    ‘[The Kindle DX] is $489, and that is an unbelievably low price for something that has inside it a sophisticated computer, a completely new kind of display of that size, and a 3G wireless radio,’ Bezos said…

    In addition to offering consumers a simpler value proposition, Bezos says charging a high initial rate without a monthly fee lets Amazon keep its Kindle hardware and eBook businesses separate, selling eBooks to Kindle owners as well as readers who use competing platforms such as the iPhone or competing standalone eBook readers, at the same prices it offers Kindle owners…”

    Kindle DX Comparison…06.10.09

    10 06 2009


    Here is an interesting excerpt from a new post titled Supersized Kindle DX Makes E-Reading Easy for a Supersized Price:

    “Another Kindle? It seems that it was only four months ago that we saw a new version of Amazon’s e-reader. In fact, it was only four months ago the Kindle 2 arrived on February 9. What’s the June release have that the February one doesn’t?

    Size seems to matter to the folks at Amazon. While the Kindle 2 has a 6-inch (measured diagonally) e-ink screen — roughly the area of a mass-market paperback book — the DX’s 9.7-inch screen resembles a page from a typical hardback. Put another way, the DX flaunts 2.5 times more display space. More text on a page means more lines and, if you prefer, a bigger font, without having to turn the page as often. What does that mean for you? It’s easier to read via the DX.

    Best of all, the DX was engineered not to feel big. Virtually the same thickness as the Kindle 2, the 19-ounce heft won’t tax your wrists. Its keyboard is actually a little smaller than the Kindle 2’s, so almost all of the DX’s front surface is covered by the screen. This feels less gadgety, more tablety. It’s very comfortable to hold, and as with the Kindle 2, the DX becomes invisible once you become entranced by an author’s spell

    The most glaring hindrance of the DX is its price. It costs $490…

    By elegantly supersizing the Kindle — and ramping up its ability to read files — Amazon has improved the best all-around e-reader available. But the hefty price tag doesn’t fit Jeff Bezo’s stated philosophy of getting the best value for his customers.”

    University Library Loans Kindles to Faculty…06.05.09

    5 06 2009


    Gerrit van Dyk of Shaping Libraries shared the following today:

    “…Our Interlibrary Loan Office [BYU] was recently approved to officially start a pilot loaning Amazon Kindles to our university faculty.


    We looked at the number of requests facutly requests which we had to cancel, either because they were too new or too popular (no other library would lend them). We found that about 10% of these requests could have been filled by purchasing a Kindle Book. Why not try to fill these in a faster, and often, cheaper way?

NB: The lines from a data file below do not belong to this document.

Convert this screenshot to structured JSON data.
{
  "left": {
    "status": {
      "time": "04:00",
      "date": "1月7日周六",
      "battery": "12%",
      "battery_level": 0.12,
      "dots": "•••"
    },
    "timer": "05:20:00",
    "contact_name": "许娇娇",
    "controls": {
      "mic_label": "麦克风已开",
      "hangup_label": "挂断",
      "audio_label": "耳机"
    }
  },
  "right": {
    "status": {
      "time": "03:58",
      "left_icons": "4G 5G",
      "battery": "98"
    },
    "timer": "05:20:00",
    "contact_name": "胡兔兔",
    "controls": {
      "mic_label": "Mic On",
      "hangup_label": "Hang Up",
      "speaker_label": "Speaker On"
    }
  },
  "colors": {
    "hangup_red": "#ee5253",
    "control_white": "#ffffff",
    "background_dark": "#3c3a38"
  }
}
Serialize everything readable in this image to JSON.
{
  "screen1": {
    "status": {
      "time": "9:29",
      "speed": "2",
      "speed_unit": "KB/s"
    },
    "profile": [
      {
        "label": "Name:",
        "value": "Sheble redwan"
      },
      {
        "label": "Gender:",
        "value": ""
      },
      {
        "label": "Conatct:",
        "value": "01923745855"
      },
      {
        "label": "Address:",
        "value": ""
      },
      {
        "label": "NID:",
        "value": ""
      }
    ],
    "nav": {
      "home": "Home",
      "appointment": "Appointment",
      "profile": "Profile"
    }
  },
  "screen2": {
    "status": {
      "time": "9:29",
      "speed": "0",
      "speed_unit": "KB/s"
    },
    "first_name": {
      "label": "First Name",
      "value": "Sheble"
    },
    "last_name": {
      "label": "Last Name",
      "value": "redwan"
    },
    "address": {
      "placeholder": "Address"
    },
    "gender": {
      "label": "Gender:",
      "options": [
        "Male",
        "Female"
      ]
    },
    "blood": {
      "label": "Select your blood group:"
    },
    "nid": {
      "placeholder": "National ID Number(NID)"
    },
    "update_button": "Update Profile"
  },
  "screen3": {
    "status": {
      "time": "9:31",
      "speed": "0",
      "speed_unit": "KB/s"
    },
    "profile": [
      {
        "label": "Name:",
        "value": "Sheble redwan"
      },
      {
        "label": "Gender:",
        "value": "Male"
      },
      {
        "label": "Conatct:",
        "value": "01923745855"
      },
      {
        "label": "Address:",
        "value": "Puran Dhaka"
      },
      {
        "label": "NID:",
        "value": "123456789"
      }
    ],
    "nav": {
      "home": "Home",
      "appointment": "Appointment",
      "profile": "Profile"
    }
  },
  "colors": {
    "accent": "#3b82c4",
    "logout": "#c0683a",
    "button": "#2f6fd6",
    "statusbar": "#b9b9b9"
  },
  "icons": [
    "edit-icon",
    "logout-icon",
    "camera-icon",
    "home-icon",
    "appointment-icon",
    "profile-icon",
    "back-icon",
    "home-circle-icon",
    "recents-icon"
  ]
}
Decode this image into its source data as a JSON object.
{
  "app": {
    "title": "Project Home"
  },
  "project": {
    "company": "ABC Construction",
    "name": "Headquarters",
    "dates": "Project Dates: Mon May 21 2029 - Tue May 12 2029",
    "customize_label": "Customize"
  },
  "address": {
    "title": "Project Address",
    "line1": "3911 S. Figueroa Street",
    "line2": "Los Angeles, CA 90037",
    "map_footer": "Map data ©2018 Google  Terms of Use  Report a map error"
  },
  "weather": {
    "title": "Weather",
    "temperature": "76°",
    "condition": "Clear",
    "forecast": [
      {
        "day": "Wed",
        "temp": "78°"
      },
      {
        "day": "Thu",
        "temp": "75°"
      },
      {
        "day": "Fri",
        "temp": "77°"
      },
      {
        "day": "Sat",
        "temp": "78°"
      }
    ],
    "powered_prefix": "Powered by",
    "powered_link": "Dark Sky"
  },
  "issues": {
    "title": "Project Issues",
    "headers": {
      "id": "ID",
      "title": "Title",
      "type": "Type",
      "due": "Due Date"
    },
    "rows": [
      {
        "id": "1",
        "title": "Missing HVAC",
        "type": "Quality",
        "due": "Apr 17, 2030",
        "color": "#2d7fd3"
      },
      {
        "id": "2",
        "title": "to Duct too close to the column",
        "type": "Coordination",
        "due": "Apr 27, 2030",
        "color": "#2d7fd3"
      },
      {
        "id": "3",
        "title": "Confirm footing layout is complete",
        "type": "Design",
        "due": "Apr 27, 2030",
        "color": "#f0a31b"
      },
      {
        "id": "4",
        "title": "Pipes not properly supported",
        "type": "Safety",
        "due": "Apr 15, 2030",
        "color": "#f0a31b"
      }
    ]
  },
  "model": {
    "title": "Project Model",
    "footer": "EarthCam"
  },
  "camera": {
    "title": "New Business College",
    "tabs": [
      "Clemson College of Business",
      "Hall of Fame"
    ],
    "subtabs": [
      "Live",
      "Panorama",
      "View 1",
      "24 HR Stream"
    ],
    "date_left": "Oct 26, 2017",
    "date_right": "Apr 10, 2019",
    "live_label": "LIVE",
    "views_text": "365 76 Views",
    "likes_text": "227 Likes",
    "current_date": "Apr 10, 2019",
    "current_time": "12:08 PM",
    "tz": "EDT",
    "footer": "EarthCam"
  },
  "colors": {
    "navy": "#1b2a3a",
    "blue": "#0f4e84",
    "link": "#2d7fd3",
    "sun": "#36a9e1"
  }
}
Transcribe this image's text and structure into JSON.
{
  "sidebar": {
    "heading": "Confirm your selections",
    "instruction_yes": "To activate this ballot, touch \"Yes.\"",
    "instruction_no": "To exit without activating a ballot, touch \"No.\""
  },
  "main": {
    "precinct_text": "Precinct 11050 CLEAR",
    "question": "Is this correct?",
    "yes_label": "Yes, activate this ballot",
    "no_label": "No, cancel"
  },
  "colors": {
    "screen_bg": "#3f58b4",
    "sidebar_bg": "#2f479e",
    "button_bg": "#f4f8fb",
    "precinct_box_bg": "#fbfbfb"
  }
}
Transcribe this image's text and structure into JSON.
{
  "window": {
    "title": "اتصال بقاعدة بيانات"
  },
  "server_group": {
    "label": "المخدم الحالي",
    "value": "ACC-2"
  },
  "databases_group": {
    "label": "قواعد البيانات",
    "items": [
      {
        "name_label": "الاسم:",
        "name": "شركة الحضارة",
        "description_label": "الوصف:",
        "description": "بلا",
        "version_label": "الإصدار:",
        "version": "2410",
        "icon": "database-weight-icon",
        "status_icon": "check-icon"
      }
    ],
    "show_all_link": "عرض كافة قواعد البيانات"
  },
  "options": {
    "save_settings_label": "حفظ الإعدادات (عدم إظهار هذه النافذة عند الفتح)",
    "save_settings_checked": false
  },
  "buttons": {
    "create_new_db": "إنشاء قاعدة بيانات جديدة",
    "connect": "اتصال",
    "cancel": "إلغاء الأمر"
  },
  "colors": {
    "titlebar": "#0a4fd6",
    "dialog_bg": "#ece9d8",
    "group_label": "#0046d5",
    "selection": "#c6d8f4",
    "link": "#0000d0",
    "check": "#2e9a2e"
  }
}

    An interesting sidenote: almost half of the requests we could have filled through the Kindle Store were scholarly monographs.


    So far we are limiting the service to faculty only but this is just to keep the demand down. If it takes off we will buy more devices and open it up to other university populations (staff, grad students, etc)…”